Could you copy all of the records below exactly as they appear?

### Exercise data
-------

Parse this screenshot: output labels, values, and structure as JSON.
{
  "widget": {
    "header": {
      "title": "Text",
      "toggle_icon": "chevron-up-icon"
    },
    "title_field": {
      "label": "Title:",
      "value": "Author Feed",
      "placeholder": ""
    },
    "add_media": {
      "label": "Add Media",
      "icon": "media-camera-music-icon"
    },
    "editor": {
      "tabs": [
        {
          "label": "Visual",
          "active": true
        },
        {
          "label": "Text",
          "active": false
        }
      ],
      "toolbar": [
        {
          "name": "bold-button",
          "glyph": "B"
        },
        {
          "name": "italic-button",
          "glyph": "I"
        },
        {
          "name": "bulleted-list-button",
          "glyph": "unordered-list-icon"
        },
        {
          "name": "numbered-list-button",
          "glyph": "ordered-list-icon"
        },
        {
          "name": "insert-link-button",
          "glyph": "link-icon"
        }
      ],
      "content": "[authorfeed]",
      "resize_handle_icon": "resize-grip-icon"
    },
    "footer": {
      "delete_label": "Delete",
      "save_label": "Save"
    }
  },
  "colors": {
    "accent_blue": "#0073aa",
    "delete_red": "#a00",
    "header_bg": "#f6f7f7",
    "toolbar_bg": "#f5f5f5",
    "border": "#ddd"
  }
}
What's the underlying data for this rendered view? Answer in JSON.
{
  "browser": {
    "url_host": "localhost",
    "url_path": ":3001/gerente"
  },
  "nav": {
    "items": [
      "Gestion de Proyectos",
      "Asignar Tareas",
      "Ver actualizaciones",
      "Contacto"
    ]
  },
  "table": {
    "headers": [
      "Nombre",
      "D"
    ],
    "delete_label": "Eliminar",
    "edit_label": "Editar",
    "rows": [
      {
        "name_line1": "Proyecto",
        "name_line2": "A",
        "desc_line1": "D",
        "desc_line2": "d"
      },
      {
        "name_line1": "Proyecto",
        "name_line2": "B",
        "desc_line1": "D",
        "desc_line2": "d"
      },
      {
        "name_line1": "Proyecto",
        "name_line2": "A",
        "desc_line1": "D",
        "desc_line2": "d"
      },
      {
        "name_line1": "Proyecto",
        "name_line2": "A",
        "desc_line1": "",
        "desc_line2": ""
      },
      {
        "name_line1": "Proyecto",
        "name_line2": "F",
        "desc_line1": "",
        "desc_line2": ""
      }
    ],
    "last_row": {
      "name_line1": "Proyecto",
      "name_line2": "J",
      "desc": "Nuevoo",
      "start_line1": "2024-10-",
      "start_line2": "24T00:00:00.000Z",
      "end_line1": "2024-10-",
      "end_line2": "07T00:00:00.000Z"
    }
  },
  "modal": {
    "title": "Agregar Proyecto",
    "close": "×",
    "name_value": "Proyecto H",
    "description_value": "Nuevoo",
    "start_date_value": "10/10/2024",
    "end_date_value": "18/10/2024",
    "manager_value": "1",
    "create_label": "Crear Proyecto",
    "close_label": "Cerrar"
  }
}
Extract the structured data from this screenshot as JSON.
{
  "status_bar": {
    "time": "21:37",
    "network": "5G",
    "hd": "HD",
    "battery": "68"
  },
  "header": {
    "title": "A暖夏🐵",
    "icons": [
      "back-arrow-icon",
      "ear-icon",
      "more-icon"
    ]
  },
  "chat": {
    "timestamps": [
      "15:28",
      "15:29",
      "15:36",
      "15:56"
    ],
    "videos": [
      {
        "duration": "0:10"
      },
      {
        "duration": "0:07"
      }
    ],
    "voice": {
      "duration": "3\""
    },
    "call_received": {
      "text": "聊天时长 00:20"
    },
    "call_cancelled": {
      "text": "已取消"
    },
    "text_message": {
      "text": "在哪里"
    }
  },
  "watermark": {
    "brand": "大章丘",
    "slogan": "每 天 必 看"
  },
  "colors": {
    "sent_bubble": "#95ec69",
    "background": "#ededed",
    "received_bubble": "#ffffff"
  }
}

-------

### Response for this exercise
Parse this screenshot: output labels, values, and structure as JSON.
{
  "widget": {
    "header": {
      "title": "Text",
      "toggle_icon": "chevron-up-icon"
    },
    "title_field": {
      "label": "Title:",
      "value": "Author Feed",
      "placeholder": ""
    },
    "add_media": {
      "label": "Add Media",
      "icon": "media-camera-music-icon"
    },
    "editor": {
      "tabs": [
        {
          "label": "Visual",
          "active": true
        },
        {
          "label": "Text",
          "active": false
        }
      ],
      "toolbar": [
        {
          "name": "bold-button",
          "glyph": "B"
        },
        {
          "name": "italic-button",
          "glyph": "I"
        },
        {
          "name": "bulleted-list-button",
          "glyph": "unordered-list-icon"
        },
        {
          "name": "numbered-list-button",
          "glyph": "ordered-list-icon"
        },
        {
          "name": "insert-link-button",
          "glyph": "link-icon"
        }
      ],
      "content": "[authorfeed]",
      "resize_handle_icon": "resize-grip-icon"
    },
    "footer": {
      "delete_label": "Delete",
      "save_label": "Save"
    }
  },
  "colors": {
    "accent_blue": "#0073aa",
    "delete_red": "#a00",
    "header_bg": "#f6f7f7",
    "toolbar_bg": "#f5f5f5",
    "border": "#ddd"
  }
}
What's the underlying data for this rendered view? Answer in JSON.
{
  "browser": {
    "url_host": "localhost",
    "url_path": ":3001/gerente"
  },
  "nav": {
    "items": [
      "Gestion de Proyectos",
      "Asignar Tareas",
      "Ver actualizaciones",
      "Contacto"
    ]
  },
  "table": {
    "headers": [
      "Nombre",
      "D"
    ],
    "delete_label": "Eliminar",
    "edit_label": "Editar",
    "rows": [
      {
        "name_line1": "Proyecto",
        "name_line2": "A",
        "desc_line1": "D",
        "desc_line2": "d"
      },
      {
        "name_line1": "Proyecto",
        "name_line2": "B",
        "desc_line1": "D",
        "desc_line2": "d"
      },
      {
        "name_line1": "Proyecto",
        "name_line2": "A",
        "desc_line1": "D",
        "desc_line2": "d"
      },
      {
        "name_line1": "Proyecto",
        "name_line2": "A",
        "desc_line1": "",
        "desc_line2": ""
      },
      {
        "name_line1": "Proyecto",
        "name_line2": "F",
        "desc_line1": "",
        "desc_line2": ""
      }
    ],
    "last_row": {
      "name_line1": "Proyecto",
      "name_line2": "J",
      "desc": "Nuevoo",
      "start_line1": "2024-10-",
      "start_line2": "24T00:00:00.000Z",
      "end_line1": "2024-10-",
      "end_line2": "07T00:00:00.000Z"
    }
  },
  "modal": {
    "title": "Agregar Proyecto",
    "close": "×",
    "name_value": "Proyecto H",
    "description_value": "Nuevoo",
    "start_date_value": "10/10/2024",
    "end_date_value": "18/10/2024",
    "manager_value": "1",
    "create_label": "Crear Proyecto",
    "close_label": "Cerrar"
  }
}
Extract the structured data from this screenshot as JSON.
{
  "status_bar": {
    "time": "21:37",
    "network": "5G",
    "hd": "HD",
    "battery": "68"
  },
  "header": {
    "title": "A暖夏🐵",
    "icons": [
      "back-arrow-icon",
      "ear-icon",
      "more-icon"
    ]
  },
  "chat": {
    "timestamps": [
      "15:28",
      "15:29",
      "15:36",
      "15:56"
    ],
    "videos": [
      {
        "duration": "0:10"
      },
      {
        "duration": "0:07"
      }
    ],
    "voice": {
      "duration": "3\""
    },
    "call_received": {
      "text": "聊天时长 00:20"
    },
    "call_cancelled": {
      "text": "已取消"
    },
    "text_message": {
      "text": "在哪里"
    }
  },
  "watermark": {
    "brand": "大章丘",
    "slogan": "每 天 必 看"
  },
  "colors": {
    "sent_bubble": "#95ec69",
    "background": "#ededed",
    "received_bubble": "#ffffff"
  }
}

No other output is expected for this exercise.